Chris Oei Independent Contractor at Realty ONE Group

May 25th, 2015

In the particular case that I saw, it appears as though I and everyone I hire would be barred from working at LinkedIn, Facebook, GitHub, Twitter, Skype, Dropbox, and a large percentage of my former clients and employers. I imagine that if a company like Amazon had such a broad agreement, all their employees would not be able to get a job anywhere else. But these are specifics with one particular non-compete clause, and not the general concept of non-compete clauses.

Jake, I agree with the overall concept of keeping trade secrets secret. Personally, for now, I'd prefer to use mechanisms other than non-compete clauses to do that. Still, the fact that most of the people who replied to this thread don't have problems with the overall concept of non-compete clauses means something, and so I think I ought to take a closer look at the issue.

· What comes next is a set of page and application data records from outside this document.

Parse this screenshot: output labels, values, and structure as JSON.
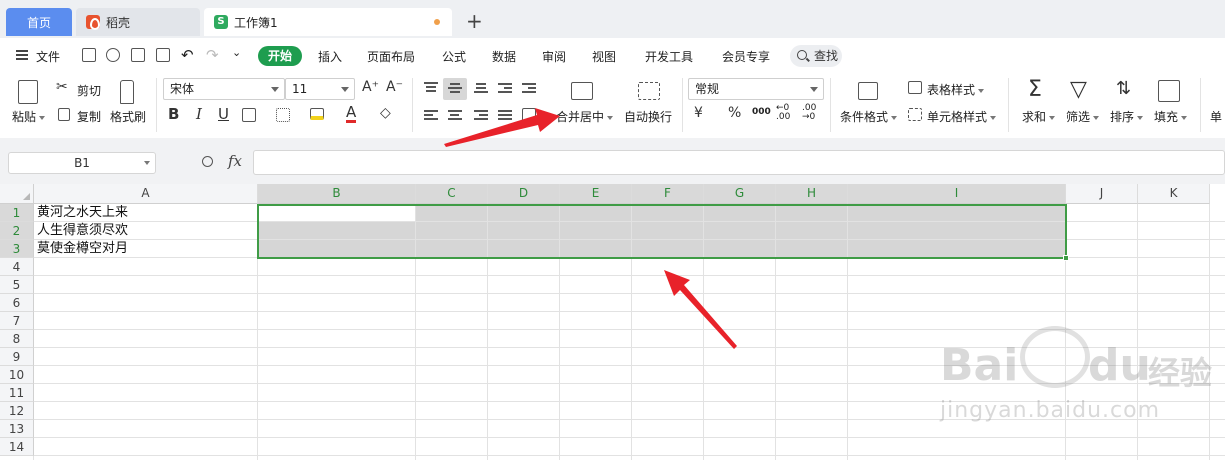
{
  "tabs": {
    "home": "首页",
    "daoke": "稻壳",
    "workbook": "工作簿1",
    "sheet_icon_letter": "S"
  },
  "menu": {
    "file": "文件",
    "start": "开始",
    "insert": "插入",
    "layout": "页面布局",
    "formula": "公式",
    "data": "数据",
    "review": "审阅",
    "view": "视图",
    "devtools": "开发工具",
    "member": "会员专享",
    "search": "查找"
  },
  "ribbon": {
    "paste": "粘贴",
    "cut": "剪切",
    "copy": "复制",
    "format_painter": "格式刷",
    "font_name": "宋体",
    "font_size": "11",
    "bold": "B",
    "italic": "I",
    "underline": "U",
    "font_color_letter": "A",
    "merge_center": "合并居中",
    "wrap_text": "自动换行",
    "number_format": "常规",
    "currency": "¥",
    "percent": "%",
    "thousands": "000",
    "cond_format": "条件格式",
    "table_style": "表格样式",
    "cell_style": "单元格样式",
    "sum": "求和",
    "filter": "筛选",
    "sort": "排序",
    "fill": "填充",
    "cell_partial": "单"
  },
  "formula_bar": {
    "name_box": "B1",
    "fx": "fx",
    "value": ""
  },
  "grid": {
    "columns": [
      "A",
      "B",
      "C",
      "D",
      "E",
      "F",
      "G",
      "H",
      "I",
      "J",
      "K"
    ],
    "rows": [
      "1",
      "2",
      "3",
      "4",
      "5",
      "6",
      "7",
      "8",
      "9",
      "10",
      "11",
      "12",
      "13",
      "14"
    ],
    "cells_A": [
      "黄河之水天上来",
      "人生得意须尽欢",
      "莫使金樽空对月"
    ],
    "selected_columns": [
      "B",
      "C",
      "D",
      "E",
      "F",
      "G",
      "H",
      "I"
    ],
    "selected_rows": [
      "1",
      "2",
      "3"
    ]
  },
  "watermark": {
    "brand": "Bai",
    "brand2": "du",
    "cn": "经验",
    "url": "jingyan.baidu.com"
  },
  "colors": {
    "accent_green": "#1e9d4f",
    "selection_green": "#3f9c46",
    "tab_blue": "#5b8def",
    "arrow_red": "#e8222a"
  }
}
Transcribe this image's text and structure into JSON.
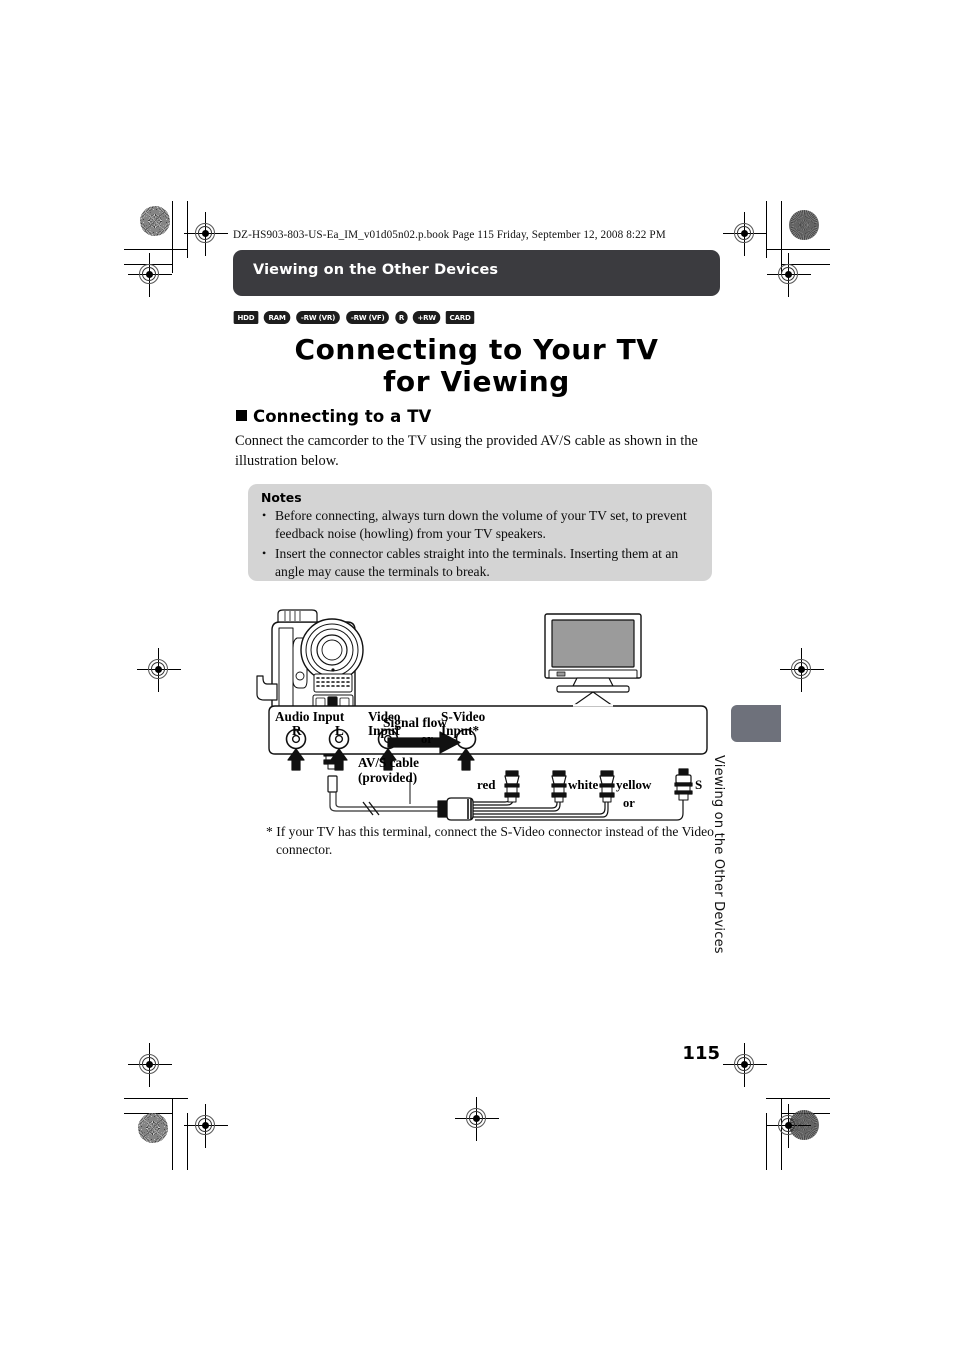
{
  "print_marks": {
    "description": "printer registration crosshairs, crop lines and halftone density dots"
  },
  "header": {
    "file_stamp": "DZ-HS903-803-US-Ea_IM_v01d05n02.p.book  Page 115  Friday, September 12, 2008  8:22 PM",
    "chapter_label": "Viewing on the Other Devices"
  },
  "media_badges": [
    {
      "label": "HDD",
      "shape": "rect"
    },
    {
      "label": "RAM",
      "shape": "pill"
    },
    {
      "label": "-RW (VR)",
      "shape": "pill"
    },
    {
      "label": "-RW (VF)",
      "shape": "pill"
    },
    {
      "label": "R",
      "shape": "circle"
    },
    {
      "label": "+RW",
      "shape": "pill"
    },
    {
      "label": "CARD",
      "shape": "rect"
    }
  ],
  "title": {
    "line1": "Connecting to Your TV",
    "line2": "for Viewing"
  },
  "section": {
    "heading": "Connecting to a TV",
    "intro": "Connect the camcorder to the TV using the provided AV/S cable as shown in the illustration below."
  },
  "notes": {
    "title": "Notes",
    "items": [
      "Before connecting, always turn down the volume of your TV set, to prevent feedback noise (howling) from your TV speakers.",
      "Insert the connector cables straight into the terminals. Inserting them at an angle may cause the terminals to break."
    ]
  },
  "illustration": {
    "signal_flow": "Signal flow",
    "cable_name": "AV/S cable",
    "cable_provided": "(provided)",
    "panel": {
      "audio_input": "Audio Input",
      "channel_r": "R",
      "channel_l": "L",
      "video_input_l1": "Video",
      "video_input_l2": "Input",
      "svideo_input_l1": "S-Video",
      "svideo_input_l2": "Input*",
      "or_top": "or"
    },
    "plugs": {
      "red": "red",
      "white": "white",
      "yellow": "yellow",
      "s": "S",
      "or_bottom": "or"
    }
  },
  "footnote": "* If your TV has this terminal, connect the S-Video connector instead of the Video connector.",
  "side_tab": {
    "text": "Viewing on the Other Devices"
  },
  "page_number": "115",
  "colors": {
    "chapter_bar": "#3b3b3f",
    "notes_box": "#d4d4d4",
    "side_tab": "#6e717b",
    "screen_gray": "#9b9b9b"
  }
}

Mark Lieberman Chief Startup Officer and Director, Advantage Accelerator at Oregon State University

May 25th, 2015

@Karen, The key word in your post is STEAL. Trade secrets are protectable by law. Put yourself into the shoes of the employer. Trade secrets provide an economic value to its owner. and is generally not known to others, including competitors.

I agree that broad employee contracts do not work well. The real answer is to understand the laws of your state in what is allowed.

Jake Carlson Software Development Manager at Oracle

May 25th, 2015

Karen, nobody is saying that clients are property. But assuming those client contact info / relationships were the result of work, the issue is whether a competitor should benefit from the work of a company who paid a worker to gain that knowledge / rapport against the wishes of the company that paid for / facilitated it.

I am often subcontracted to do development work by a design company. After the initial contract is over, the client company will sometimes contact me directly for further work. In every case I either get permission from the design company to proceed or ask the client to obtain such permission. I believe to simply reap the benefit of the initial 'sale' done by the design company and cut them out from further work from a client they obtained is unethical. I understand that others may not share my standards but this is how I operate. I would be upset if those I subcontract did not extend me the same courtesy.

Again, I understand that it may be different for other professions and there be an entirely different set of ethical standards.